Some people, I'm sure, instinctively said neither -- they work together to create something great and are equally responsible for the success of that candy. Those people are communists and dreamers. No pair ever worked together equally to achieve success; one half always carries the burden while the other sort of slouches along and shares in the success. Look at the great teams of history: Adam and Eve, King Arthur and Merlin, smoke and fire (yes, they're a team -- where there's smoke, there's fire), Rain Man and Tom Cruise, and blue moon ice cream mixed with caramel corn, to name five -- all duos, and all with one half of the duo obviously carrying the other half. (Although Blue Moon/Caramel Corn comes pretty close to the egalitarian ideal).
So don't get all hyped up on they share equally. One is leading the other, and I'm positive that peanut butter is the leader.
Chocolate can't be the leader; chocolate can't be carrying the load and be The Best Part because, let's face it, chocolate simply isn't a leader. Chocolate as a food is the best friend to the hot girl; it's the thing you pay attention to because you have to if you want to have a shot at the thing you really want. Chocolate on its own can barely hold one's interest; who really eats just plain chocolate? Nobody, that's who-- it's always trying to jazz itself up by being milk chocolate or white chocolate or dark chocolate or baking chocolate or chocolate chips -- all of those things being chocolate trying desperately to get your attention and hold it, but it won't work because while you'll trade a little small talk with chocolate while it's hotter friend is in the bathroom, once the hotter friend comes back, chocolate is left to sit on the other side of the table and make random comments about the song playing on the jukebox.
Peanut butter, on the other hand --- now there's a leader. Sticks to the roof of your mouth, can be dipped into with a finger, and is always, always consistent. Try to change peanut butter -- make it organic, or chunky, or mix it with jelly like Goober -- but it's still peanut butter. It still looks and tastes and acts like peanut butter. It may be peanut butter with peanut bits in it, or peanut butter standing a little too close to jelly, but it's still obviously peanut butter.

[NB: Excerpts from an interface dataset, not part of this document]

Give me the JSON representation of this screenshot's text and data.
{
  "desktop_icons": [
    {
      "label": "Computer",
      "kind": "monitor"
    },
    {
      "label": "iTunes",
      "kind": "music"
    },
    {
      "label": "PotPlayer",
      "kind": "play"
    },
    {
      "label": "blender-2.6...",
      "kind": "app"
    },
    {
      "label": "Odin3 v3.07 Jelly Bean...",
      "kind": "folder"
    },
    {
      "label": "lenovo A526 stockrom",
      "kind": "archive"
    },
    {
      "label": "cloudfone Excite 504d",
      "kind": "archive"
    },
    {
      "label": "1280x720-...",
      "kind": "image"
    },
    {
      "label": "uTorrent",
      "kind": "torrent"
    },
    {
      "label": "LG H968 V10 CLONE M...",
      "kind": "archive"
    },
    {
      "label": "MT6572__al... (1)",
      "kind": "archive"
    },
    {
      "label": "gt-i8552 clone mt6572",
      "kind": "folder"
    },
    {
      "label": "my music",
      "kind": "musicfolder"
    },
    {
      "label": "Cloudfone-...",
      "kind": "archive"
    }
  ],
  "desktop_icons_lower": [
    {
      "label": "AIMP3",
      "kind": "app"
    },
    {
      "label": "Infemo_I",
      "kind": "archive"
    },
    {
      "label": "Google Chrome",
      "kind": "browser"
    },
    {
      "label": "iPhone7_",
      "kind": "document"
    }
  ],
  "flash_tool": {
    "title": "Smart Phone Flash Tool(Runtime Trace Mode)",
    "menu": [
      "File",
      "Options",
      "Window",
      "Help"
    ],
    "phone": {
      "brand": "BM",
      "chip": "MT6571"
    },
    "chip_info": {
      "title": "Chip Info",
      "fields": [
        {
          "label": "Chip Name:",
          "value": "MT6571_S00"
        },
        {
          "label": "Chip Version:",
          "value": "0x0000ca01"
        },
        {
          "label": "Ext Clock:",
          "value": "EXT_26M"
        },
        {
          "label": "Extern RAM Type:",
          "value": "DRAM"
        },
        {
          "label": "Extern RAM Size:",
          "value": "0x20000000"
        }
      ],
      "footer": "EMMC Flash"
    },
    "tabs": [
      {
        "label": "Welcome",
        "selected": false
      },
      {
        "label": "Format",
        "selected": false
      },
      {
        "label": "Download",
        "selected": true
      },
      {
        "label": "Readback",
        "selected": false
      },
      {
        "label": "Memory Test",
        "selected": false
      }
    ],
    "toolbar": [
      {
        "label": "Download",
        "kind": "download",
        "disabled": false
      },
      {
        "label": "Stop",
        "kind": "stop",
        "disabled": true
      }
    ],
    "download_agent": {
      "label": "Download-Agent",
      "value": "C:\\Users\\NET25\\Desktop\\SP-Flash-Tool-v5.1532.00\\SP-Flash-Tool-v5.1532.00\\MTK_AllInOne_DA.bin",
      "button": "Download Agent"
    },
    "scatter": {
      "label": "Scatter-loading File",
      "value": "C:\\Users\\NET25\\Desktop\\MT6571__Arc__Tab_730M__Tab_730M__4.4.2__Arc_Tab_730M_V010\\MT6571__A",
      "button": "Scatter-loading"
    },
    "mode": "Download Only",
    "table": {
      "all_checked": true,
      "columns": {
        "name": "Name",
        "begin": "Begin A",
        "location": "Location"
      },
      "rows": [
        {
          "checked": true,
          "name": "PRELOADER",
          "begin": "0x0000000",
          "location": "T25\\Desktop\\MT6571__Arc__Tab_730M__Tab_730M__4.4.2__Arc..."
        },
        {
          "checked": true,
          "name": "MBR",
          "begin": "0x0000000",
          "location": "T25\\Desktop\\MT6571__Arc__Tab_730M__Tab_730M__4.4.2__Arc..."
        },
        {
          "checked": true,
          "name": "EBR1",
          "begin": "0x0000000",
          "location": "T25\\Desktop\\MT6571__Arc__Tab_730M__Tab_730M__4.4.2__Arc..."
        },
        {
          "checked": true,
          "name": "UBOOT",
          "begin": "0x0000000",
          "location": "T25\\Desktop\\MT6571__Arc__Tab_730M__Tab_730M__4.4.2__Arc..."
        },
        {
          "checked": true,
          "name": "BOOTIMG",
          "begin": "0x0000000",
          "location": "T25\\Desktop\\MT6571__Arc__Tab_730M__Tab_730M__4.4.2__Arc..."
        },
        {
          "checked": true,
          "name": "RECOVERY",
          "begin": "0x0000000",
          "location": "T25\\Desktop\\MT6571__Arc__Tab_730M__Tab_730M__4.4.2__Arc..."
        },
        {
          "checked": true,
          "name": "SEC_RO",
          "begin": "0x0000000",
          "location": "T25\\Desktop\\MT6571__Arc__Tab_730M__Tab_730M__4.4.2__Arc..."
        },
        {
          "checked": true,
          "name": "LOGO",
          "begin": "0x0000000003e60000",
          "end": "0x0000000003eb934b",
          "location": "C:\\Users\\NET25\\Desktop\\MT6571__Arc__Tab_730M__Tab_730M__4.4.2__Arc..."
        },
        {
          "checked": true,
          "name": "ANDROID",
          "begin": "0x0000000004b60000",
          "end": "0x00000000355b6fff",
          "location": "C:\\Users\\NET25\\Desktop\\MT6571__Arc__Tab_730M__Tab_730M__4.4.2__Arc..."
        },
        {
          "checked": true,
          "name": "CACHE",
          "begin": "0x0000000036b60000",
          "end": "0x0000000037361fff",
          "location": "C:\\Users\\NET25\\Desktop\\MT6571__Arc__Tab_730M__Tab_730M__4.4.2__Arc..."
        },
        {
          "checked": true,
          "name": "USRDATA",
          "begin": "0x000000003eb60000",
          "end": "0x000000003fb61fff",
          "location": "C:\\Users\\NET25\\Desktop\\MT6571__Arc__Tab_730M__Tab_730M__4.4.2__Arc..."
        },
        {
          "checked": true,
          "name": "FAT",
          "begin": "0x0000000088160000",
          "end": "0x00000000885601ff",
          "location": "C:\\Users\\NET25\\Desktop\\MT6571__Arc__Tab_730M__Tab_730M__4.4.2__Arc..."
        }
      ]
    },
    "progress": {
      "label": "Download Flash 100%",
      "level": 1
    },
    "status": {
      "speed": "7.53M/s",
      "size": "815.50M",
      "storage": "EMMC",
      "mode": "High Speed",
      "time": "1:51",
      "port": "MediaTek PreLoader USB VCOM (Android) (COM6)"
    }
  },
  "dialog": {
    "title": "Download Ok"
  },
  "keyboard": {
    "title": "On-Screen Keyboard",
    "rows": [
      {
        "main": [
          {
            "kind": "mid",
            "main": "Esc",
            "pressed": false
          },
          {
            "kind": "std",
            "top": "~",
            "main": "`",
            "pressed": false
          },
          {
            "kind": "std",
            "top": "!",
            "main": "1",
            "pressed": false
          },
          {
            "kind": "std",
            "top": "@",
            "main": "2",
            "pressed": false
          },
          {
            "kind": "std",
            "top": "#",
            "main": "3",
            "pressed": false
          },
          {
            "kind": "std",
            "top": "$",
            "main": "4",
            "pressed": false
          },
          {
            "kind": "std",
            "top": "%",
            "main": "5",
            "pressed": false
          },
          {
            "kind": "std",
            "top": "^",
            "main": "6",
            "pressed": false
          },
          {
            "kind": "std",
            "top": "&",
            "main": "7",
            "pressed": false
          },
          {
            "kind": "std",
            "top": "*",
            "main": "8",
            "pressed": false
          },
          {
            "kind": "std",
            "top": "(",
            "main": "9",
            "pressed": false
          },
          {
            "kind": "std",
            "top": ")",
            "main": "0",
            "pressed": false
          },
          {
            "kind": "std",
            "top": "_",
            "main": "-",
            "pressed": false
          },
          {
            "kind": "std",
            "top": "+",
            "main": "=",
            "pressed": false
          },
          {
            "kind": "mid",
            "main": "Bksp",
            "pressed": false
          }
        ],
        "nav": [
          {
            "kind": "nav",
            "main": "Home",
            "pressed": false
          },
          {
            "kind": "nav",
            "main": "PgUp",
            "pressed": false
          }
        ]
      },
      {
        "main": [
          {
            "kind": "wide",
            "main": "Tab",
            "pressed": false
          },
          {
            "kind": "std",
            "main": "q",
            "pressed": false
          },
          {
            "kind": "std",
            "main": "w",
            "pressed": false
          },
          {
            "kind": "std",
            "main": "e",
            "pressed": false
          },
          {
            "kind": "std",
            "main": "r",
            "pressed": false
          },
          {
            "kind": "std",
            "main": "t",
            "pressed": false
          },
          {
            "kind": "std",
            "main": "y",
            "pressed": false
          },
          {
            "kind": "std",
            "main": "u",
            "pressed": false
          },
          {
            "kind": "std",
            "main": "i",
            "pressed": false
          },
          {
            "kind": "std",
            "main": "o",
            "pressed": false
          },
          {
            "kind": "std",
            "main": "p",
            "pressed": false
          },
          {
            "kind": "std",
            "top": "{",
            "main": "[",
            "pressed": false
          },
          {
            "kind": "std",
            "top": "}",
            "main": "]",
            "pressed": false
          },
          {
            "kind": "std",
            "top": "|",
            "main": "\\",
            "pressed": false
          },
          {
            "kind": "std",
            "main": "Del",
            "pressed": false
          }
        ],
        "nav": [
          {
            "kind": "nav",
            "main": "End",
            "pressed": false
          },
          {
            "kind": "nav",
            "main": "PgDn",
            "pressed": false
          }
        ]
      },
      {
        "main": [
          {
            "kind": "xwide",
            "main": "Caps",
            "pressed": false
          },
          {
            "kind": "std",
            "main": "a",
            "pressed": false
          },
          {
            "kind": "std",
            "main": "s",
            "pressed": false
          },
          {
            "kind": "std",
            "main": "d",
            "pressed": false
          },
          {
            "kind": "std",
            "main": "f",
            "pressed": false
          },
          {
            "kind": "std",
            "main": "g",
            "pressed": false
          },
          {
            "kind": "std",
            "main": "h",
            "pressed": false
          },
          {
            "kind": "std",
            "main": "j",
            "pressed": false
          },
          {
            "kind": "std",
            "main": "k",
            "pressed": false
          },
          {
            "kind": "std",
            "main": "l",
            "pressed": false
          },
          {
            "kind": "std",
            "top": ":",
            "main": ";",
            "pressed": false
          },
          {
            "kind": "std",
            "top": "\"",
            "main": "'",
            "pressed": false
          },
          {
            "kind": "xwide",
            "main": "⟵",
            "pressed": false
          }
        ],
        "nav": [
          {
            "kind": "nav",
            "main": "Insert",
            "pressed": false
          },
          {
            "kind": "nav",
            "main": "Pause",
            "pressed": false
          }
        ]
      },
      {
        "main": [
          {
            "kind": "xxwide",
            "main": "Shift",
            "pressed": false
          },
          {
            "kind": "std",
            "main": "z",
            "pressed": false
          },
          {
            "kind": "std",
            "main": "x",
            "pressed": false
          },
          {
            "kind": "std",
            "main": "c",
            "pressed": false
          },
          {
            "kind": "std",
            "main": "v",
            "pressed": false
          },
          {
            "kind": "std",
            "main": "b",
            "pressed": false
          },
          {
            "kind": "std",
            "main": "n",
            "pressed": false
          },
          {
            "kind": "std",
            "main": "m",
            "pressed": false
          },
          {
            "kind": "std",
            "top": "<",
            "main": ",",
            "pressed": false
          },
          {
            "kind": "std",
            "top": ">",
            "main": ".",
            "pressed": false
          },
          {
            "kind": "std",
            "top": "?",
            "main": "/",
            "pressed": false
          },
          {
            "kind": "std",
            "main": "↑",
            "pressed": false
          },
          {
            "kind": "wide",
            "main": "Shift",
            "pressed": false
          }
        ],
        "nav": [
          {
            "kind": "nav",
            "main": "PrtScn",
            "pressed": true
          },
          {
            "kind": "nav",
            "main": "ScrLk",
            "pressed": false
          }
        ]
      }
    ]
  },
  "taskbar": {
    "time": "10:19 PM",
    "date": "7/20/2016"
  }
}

Peanut butter knows it's awesome and doesn't have to try to get your attention. Peanut butter does what it wants and lets you come to it -- and then makes things difficult for you by making it hard to talk while you eat it and gluing the bread in your sandwich to your gums just as your boss buzzes you to ask you a question. But that's the way peanut butter rolls, and that's why Peanut Butter is The Best Part of A Reese's Peanut Butter Cup.